I’m just going to second everything in this post. It feels so incredibly weird not to be going back to the place that made me the person I am today. I was the happiest I’ve ever been while I was at Vassar and to know that I can’t go back is just…weird. And while I’m looking forward to the new experiences that are coming, I miss the sense of security that comes from going back to Vassar every August and knowing that my friends and my favorite spot in the library and endless a cappella are waiting for me.
If you are the person from Vassar who said hi to me at VidCon, please let me know! I want to find you/check out your tumblr (and YouTube if you have one)! I’m so sorry I don’t remember your name (I’m not so great with them) but meeting you was one of the highlights of my VidCon. If you see this, please send me a message!
Hi! No worries!
I am probably not the best person to answer this question because I only live an hour’s drive from Vassar, so I’ll publish it so that other people in the Vassar tag can answer it.
I think Newburgh is the closest airport, but there aren’t buses or trains that go to it. I think most people take Metro North into the city and then take a bus or train (not sure which—sorry) to JFK (or maybe La Guardia?) I’m sorry! I’ve never had to fly in or out of Vassar so I don’t really know the answer.
Can anyone else help me out?
Welp there’s an assigned reading book for college and someone posted on the Facebook page asking for opinions of it and I gave the first negative opinion and I’m waiting for everybody to start yelling at me. Also, the author is going to be speaking to the class or something in September, so I kinda hope she doesn’t talk to us one by one or anything. Because somehow, “I know it won a Pulitzer, but your book sucks” isn’t really what I want to say to anyone, partially because I know she would just die laughing because, hell, she won a Pulitzer for it after all.

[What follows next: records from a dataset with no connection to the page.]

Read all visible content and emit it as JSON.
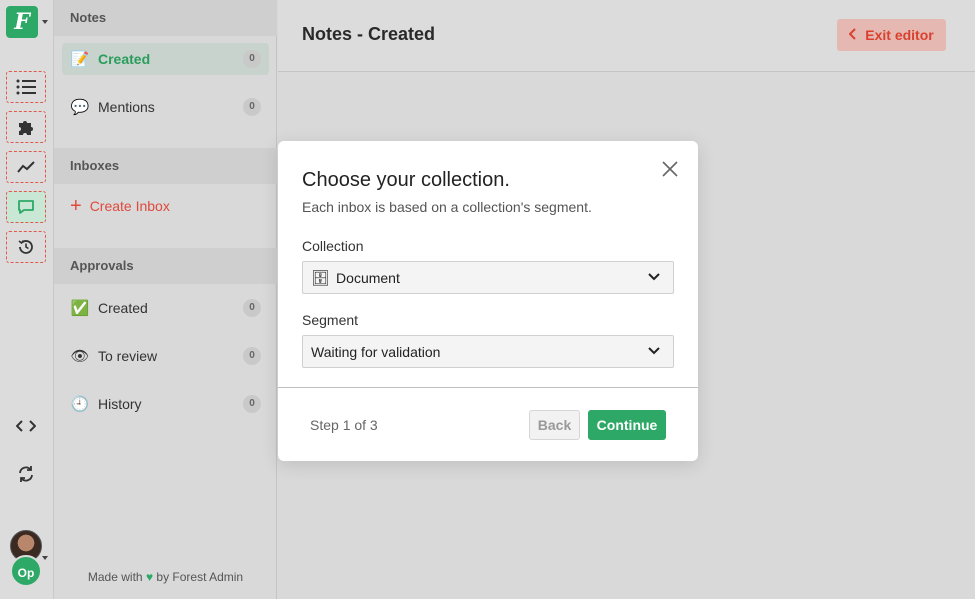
{
  "sidebar": {
    "logo_letter": "F",
    "avatar_badge": "Op",
    "icons": [
      "list-icon",
      "puzzle-icon",
      "chart-line-icon",
      "chat-icon",
      "history-icon",
      "code-icon",
      "sync-icon"
    ]
  },
  "panel": {
    "notes_header": "Notes",
    "notes_items": [
      {
        "label": "Created",
        "count": "0",
        "icon": "📝"
      },
      {
        "label": "Mentions",
        "count": "0",
        "icon": "💬"
      }
    ],
    "inboxes_header": "Inboxes",
    "create_inbox_label": "Create Inbox",
    "approvals_header": "Approvals",
    "approvals_items": [
      {
        "label": "Created",
        "count": "0",
        "icon": "✅"
      },
      {
        "label": "To review",
        "count": "0",
        "icon": "👁"
      },
      {
        "label": "History",
        "count": "0",
        "icon": "🕘"
      }
    ],
    "made_with_prefix": "Made with",
    "made_with_suffix": "by Forest Admin"
  },
  "header": {
    "title": "Notes - Created",
    "exit_label": "Exit editor"
  },
  "modal": {
    "title": "Choose your collection.",
    "subtitle": "Each inbox is based on a collection's segment.",
    "collection_label": "Collection",
    "collection_value": "Document",
    "collection_icon": "🗄",
    "segment_label": "Segment",
    "segment_value": "Waiting for validation",
    "step_text": "Step 1 of 3",
    "back_label": "Back",
    "continue_label": "Continue"
  },
  "colors": {
    "brand_green": "#2ea866",
    "danger_red": "#e0493b"
  }
}
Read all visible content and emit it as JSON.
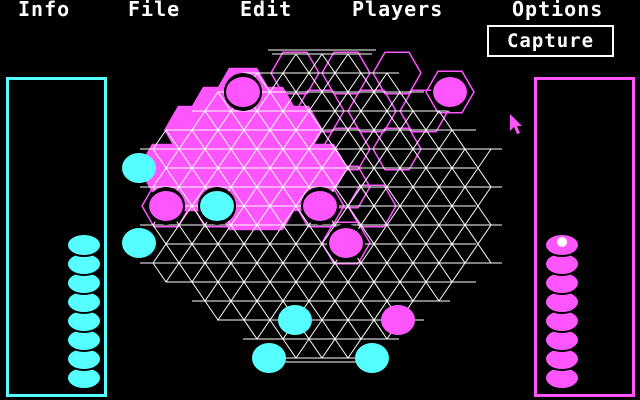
{
  "menu": {
    "items": [
      "Info",
      "File",
      "Edit",
      "Players",
      "Options"
    ]
  },
  "mode_button": {
    "label": "Capture"
  },
  "colors": {
    "background": "#000000",
    "cyan": "#55ffff",
    "magenta": "#ff55ff",
    "white": "#ffffff"
  },
  "trays": {
    "left": {
      "color": "cyan",
      "pieces": 8
    },
    "right": {
      "color": "magenta",
      "pieces": 8,
      "selected_top": true
    }
  },
  "board": {
    "captured_hex_fill": "magenta",
    "outlined_hex_color": "magenta"
  },
  "cursor": {
    "icon": "arrow-pointer-icon"
  }
}
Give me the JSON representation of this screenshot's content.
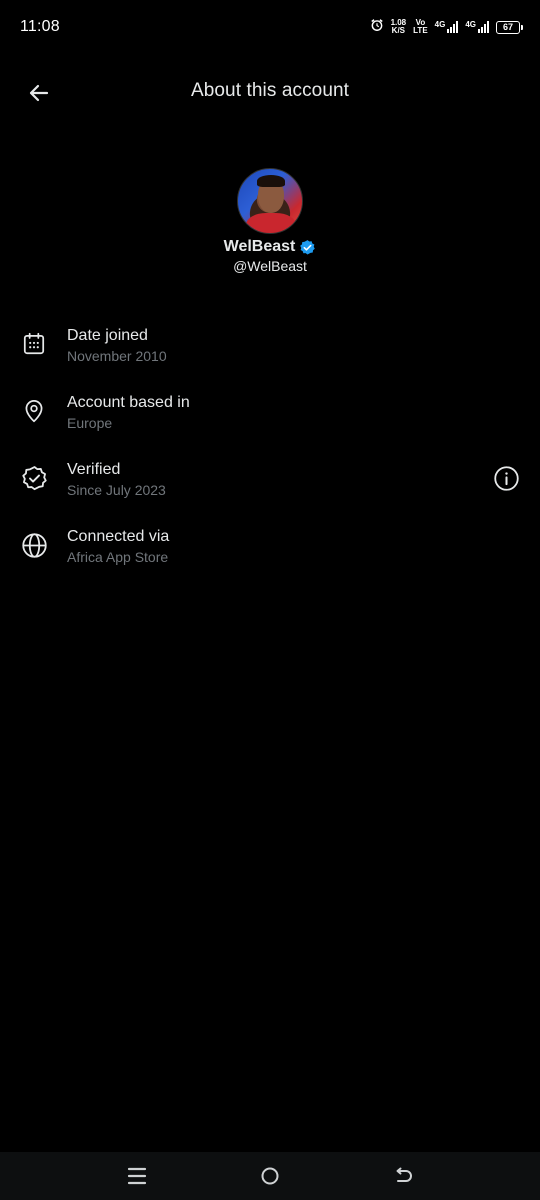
{
  "status_bar": {
    "time": "11:08",
    "speed_value": "1.08",
    "speed_unit": "K/S",
    "volte_top": "Vo",
    "volte_bottom": "LTE",
    "net1": "4G",
    "net2": "4G",
    "battery": "67"
  },
  "header": {
    "title": "About this account"
  },
  "profile": {
    "display_name": "WelBeast",
    "handle": "@WelBeast",
    "verified_color": "#1d9bf0"
  },
  "info": [
    {
      "icon": "calendar-icon",
      "title": "Date joined",
      "subtitle": "November 2010"
    },
    {
      "icon": "location-pin-icon",
      "title": "Account based in",
      "subtitle": "Europe"
    },
    {
      "icon": "verified-badge-icon",
      "title": "Verified",
      "subtitle": "Since July 2023"
    },
    {
      "icon": "globe-icon",
      "title": "Connected via",
      "subtitle": "Africa App Store"
    }
  ],
  "colors": {
    "background": "#000000",
    "primary_text": "#e7e9ea",
    "secondary_text": "#71767b",
    "accent": "#1d9bf0"
  }
}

You don’t have to go to the lecture where the author speaks. I didn’t go when I was a freshman. It’s completely optional.
gonna go sleep for 4 hours and then go freeze my toes off while I graduate
Is this real life?